Waman had started writing in Konkani at the time he was working in Mumbai. His wife was illiterate but had a very good knowledge of Konkani language and folklore. He made her recite the tales and proverbs and put them in writing which were published later.

"Goenkaaranchi Goianbhaili Vosnook" (Goan migrants outside Goa) was a series of history lectures given by Shenoi Goembab at the Saraswat Brahman Samaj, Mumbai, in 1927.

Another historical book he wrote was "Albuquerquan Goen Koshem Jiklem" (How Albuquerque Won Goa).

"Mhoji Baa Khuin Gelli?" is regarded as the first modern Konkani short-story. It was published in "Gomantopnishat", which is a two-volume collection of fiction and non-fiction. The second volume contained "Sonvsar Budti" (The drowning of the world). It used the story of the Great Flood to discuss various philosophies and includes parts from various religious works such as the Upanishads, Bible, Qur'an and Talmud.

He believed that Konkani language was awaiting a revolution and it could only be brought about by its youth. This was revealed in his essays "Amrutacho Pavs" (The Rain of Nectar) and "Konkani Vidyarthiank" (For Konkani Students)

One of his major contribution was towards children's literature. "Bhurgianche Vyakran" (Children's Grammar) was written in a series of question-answers that he used to teach his son and "Bhurgianlo Ishtt" was a collection of short stories.

He also translated many works into Konkani the chief among them being Molière's Le Médecin malgré lui, which he translated as "Mogachen Logn" (Love Marriage) and Shakespeare's Othello, Hamlet and King Lear.

He is most remembered for his translation of the Bhagavad Gita into Konkani: "Bhagwantalem Geet".[2]
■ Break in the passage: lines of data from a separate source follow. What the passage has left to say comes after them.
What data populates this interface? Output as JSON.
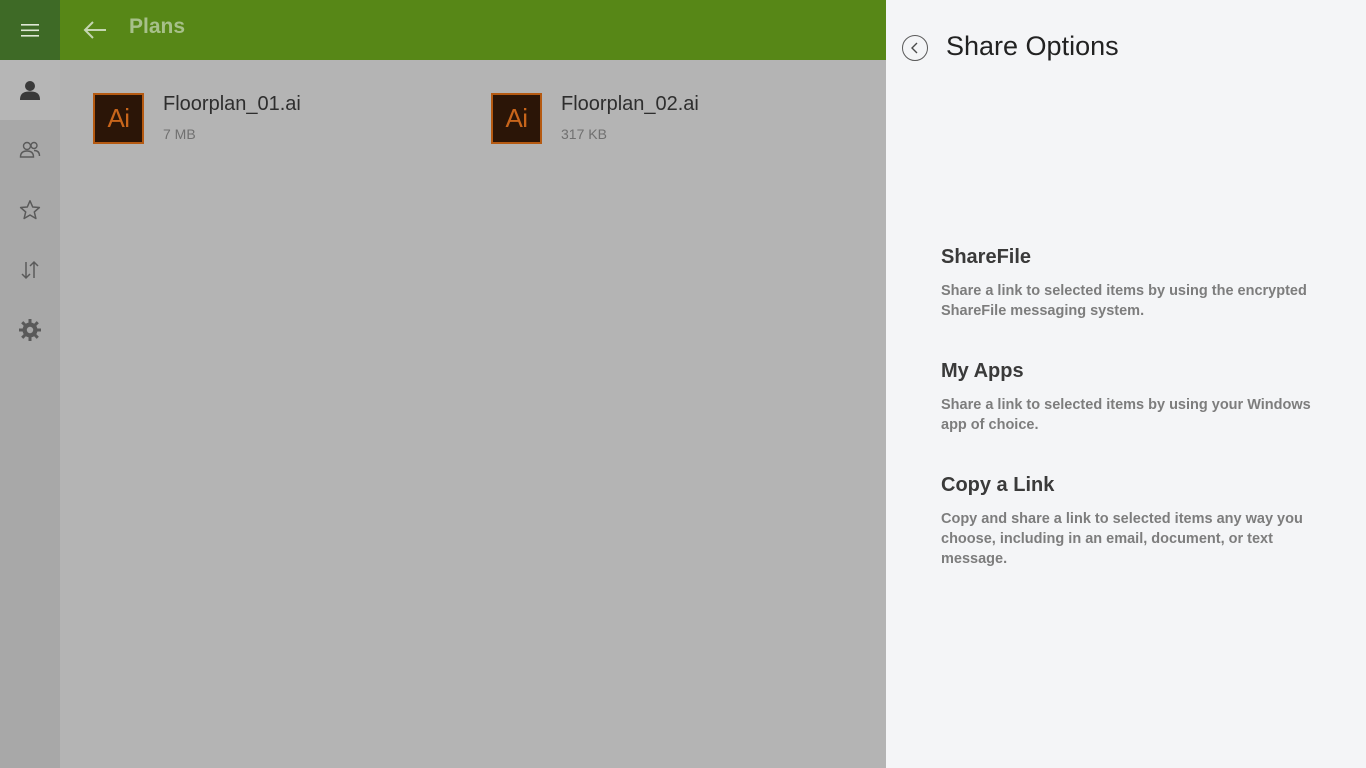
{
  "header": {
    "title": "Plans"
  },
  "nav": {
    "items": [
      {
        "icon": "hamburger-menu-icon"
      },
      {
        "icon": "person-icon"
      },
      {
        "icon": "people-icon"
      },
      {
        "icon": "star-icon"
      },
      {
        "icon": "transfer-arrows-icon"
      },
      {
        "icon": "gear-icon"
      }
    ]
  },
  "files": [
    {
      "name": "Floorplan_01.ai",
      "size": "7 MB",
      "icon_text": "Ai"
    },
    {
      "name": "Floorplan_02.ai",
      "size": "317 KB",
      "icon_text": "Ai"
    }
  ],
  "share_panel": {
    "title": "Share Options",
    "options": [
      {
        "title": "ShareFile",
        "description": "Share a link to selected items by using the encrypted ShareFile messaging system."
      },
      {
        "title": "My Apps",
        "description": "Share a link to selected items by using your Windows app of choice."
      },
      {
        "title": "Copy a Link",
        "description": "Copy and share a link to selected items any way you choose, including in an email, document, or text message."
      }
    ]
  },
  "colors": {
    "header": "#578717",
    "menu_button": "#3e6a26",
    "ai_icon_bg": "#2b1507",
    "ai_icon_fg": "#c8651b"
  }
}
Konkani Activist[edit]

He had observed how Konkani had diminished in status among Goans and Marathi and Portuguese had taken the place of respect among the educated, upper class Hindus and Christians respectively. Konkani was used only to communicate with their employees, the poor and downtrodden castes. The favourable status accorded to Christians versus others in Goa by the Portuguese rulers had further caused a communal divide.

He believed that no matter how many languages a person could communicate in to earn a living, he was lost if he could not communicate in his mother tongue, the "language of your soul" as he called it.[1] "We have been shining under others' lamps", observed Shenoi Goembab.[1]
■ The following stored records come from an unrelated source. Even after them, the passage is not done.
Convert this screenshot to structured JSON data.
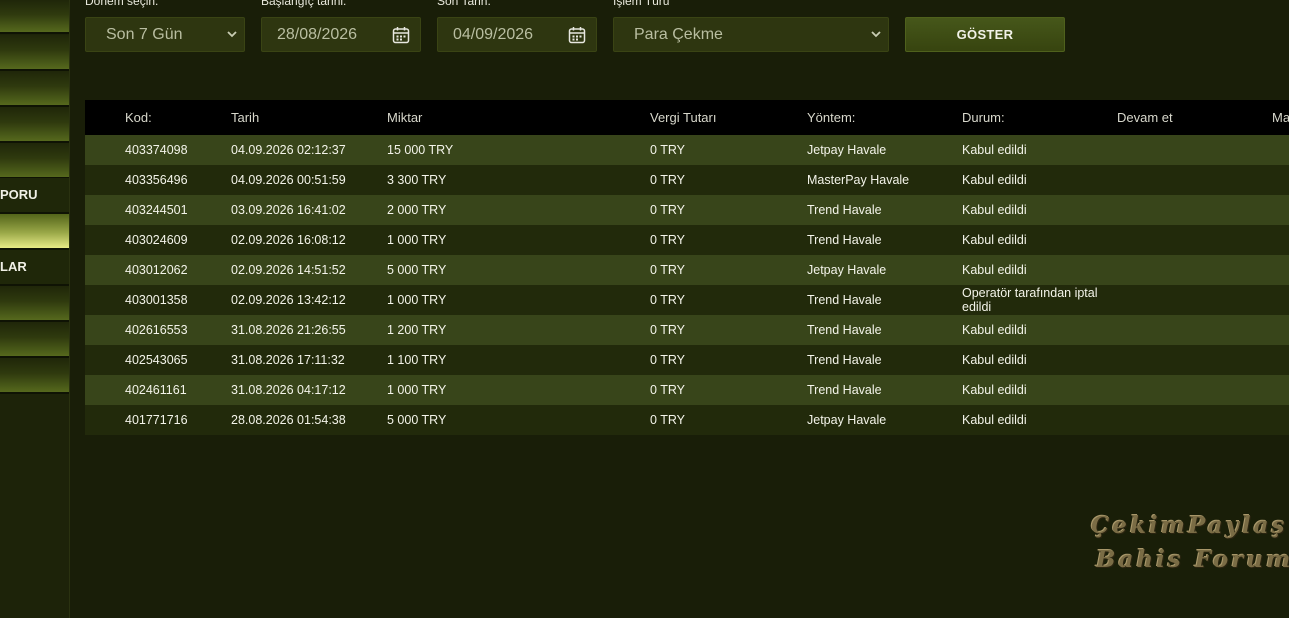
{
  "sidebar": {
    "items": [
      {
        "label": ""
      },
      {
        "label": ""
      },
      {
        "label": ""
      },
      {
        "label": ""
      },
      {
        "label": ""
      },
      {
        "label": "PORU"
      },
      {
        "label": ""
      },
      {
        "label": "LAR"
      },
      {
        "label": ""
      },
      {
        "label": ""
      },
      {
        "label": ""
      }
    ]
  },
  "filters": {
    "period_label": "Dönem seçin:",
    "period_value": "Son 7 Gün",
    "start_label": "Başlangıç tarihi:",
    "start_value": "28/08/2026",
    "end_label": "Son Tarih:",
    "end_value": "04/09/2026",
    "type_label": "İşlem Türü",
    "type_value": "Para Çekme",
    "show_button": "GÖSTER"
  },
  "table": {
    "headers": {
      "code": "Kod:",
      "date": "Tarih",
      "amount": "Miktar",
      "tax": "Vergi Tutarı",
      "method": "Yöntem:",
      "status": "Durum:",
      "continue": "Devam et",
      "extra": "Ma"
    },
    "rows": [
      {
        "code": "403374098",
        "date": "04.09.2026 02:12:37",
        "amount": "15 000 TRY",
        "tax": "0 TRY",
        "method": "Jetpay Havale",
        "status": "Kabul edildi"
      },
      {
        "code": "403356496",
        "date": "04.09.2026 00:51:59",
        "amount": "3 300 TRY",
        "tax": "0 TRY",
        "method": "MasterPay Havale",
        "status": "Kabul edildi"
      },
      {
        "code": "403244501",
        "date": "03.09.2026 16:41:02",
        "amount": "2 000 TRY",
        "tax": "0 TRY",
        "method": "Trend Havale",
        "status": "Kabul edildi"
      },
      {
        "code": "403024609",
        "date": "02.09.2026 16:08:12",
        "amount": "1 000 TRY",
        "tax": "0 TRY",
        "method": "Trend Havale",
        "status": "Kabul edildi"
      },
      {
        "code": "403012062",
        "date": "02.09.2026 14:51:52",
        "amount": "5 000 TRY",
        "tax": "0 TRY",
        "method": "Jetpay Havale",
        "status": "Kabul edildi"
      },
      {
        "code": "403001358",
        "date": "02.09.2026 13:42:12",
        "amount": "1 000 TRY",
        "tax": "0 TRY",
        "method": "Trend Havale",
        "status": "Operatör tarafından iptal edildi"
      },
      {
        "code": "402616553",
        "date": "31.08.2026 21:26:55",
        "amount": "1 200 TRY",
        "tax": "0 TRY",
        "method": "Trend Havale",
        "status": "Kabul edildi"
      },
      {
        "code": "402543065",
        "date": "31.08.2026 17:11:32",
        "amount": "1 100 TRY",
        "tax": "0 TRY",
        "method": "Trend Havale",
        "status": "Kabul edildi"
      },
      {
        "code": "402461161",
        "date": "31.08.2026 04:17:12",
        "amount": "1 000 TRY",
        "tax": "0 TRY",
        "method": "Trend Havale",
        "status": "Kabul edildi"
      },
      {
        "code": "401771716",
        "date": "28.08.2026 01:54:38",
        "amount": "5 000 TRY",
        "tax": "0 TRY",
        "method": "Jetpay Havale",
        "status": "Kabul edildi"
      }
    ]
  },
  "watermark": {
    "line1": "ÇekimPaylaş",
    "line2": "Bahis Forum"
  },
  "colors": {
    "background": "#191e08",
    "row_light": "#38451a",
    "row_dark": "#222a0b",
    "header": "#000000",
    "button": "#46571a"
  },
  "icons": {
    "select": "chevron-down-icon",
    "date": "calendar-icon"
  }
}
He began telling Konkanis about the sweetness of their mother tongue and of its rich past. He started writing books to propagate his views.[1] Not only did he see the Konkani language as an inseparable part of every Goan's and Konkani's identity. He also saw it as a movement against Portuguese rule in Goa.

Shenoi Goembab wrote 7 books in the Latin script and 22 in Devanagari. This included short stories, dramas novels, poetry, essays, linguistics, philosophy history.[1]

Perhaps, ahead of his time, Shenoi Goembab stressed on the need to eliminate caste barriers and get the lower castes educated. He said "lets make Pandits (scholars) out of Gawdes (farmers)" The alienation of the lower castes was one of the reasons why many of them switched over to Marathi.

In a communally divided linguistic community Waman Shenoi spread the message of peace and unity without rejecting religion. He equated Santeri (a Goddess popular among Goans) with the Virgin Mary to get the Goan Catholics and Hindus, two major communities of Goa, to join hands for Konkani. He would chant "Om Santeri Have Mercy on Us! Holy virgin Mother Bless Our Way!"

Demise[edit]

He died on 9 April 1946 in Mumbai.

Recognition[edit]

His death anniversary, 9 April, is observed as Vishwa Konkani Dis (World Konkani Day).[3]

Shenoi Goembab was posthumously awarded the Konkani Person of the Millennium award by Mandd Sobhann (a Mangalore based Konkani organisation), on his 54th death anniversary(9 April 2000).[3]

See also[edit]

References[edit]

External links[edit]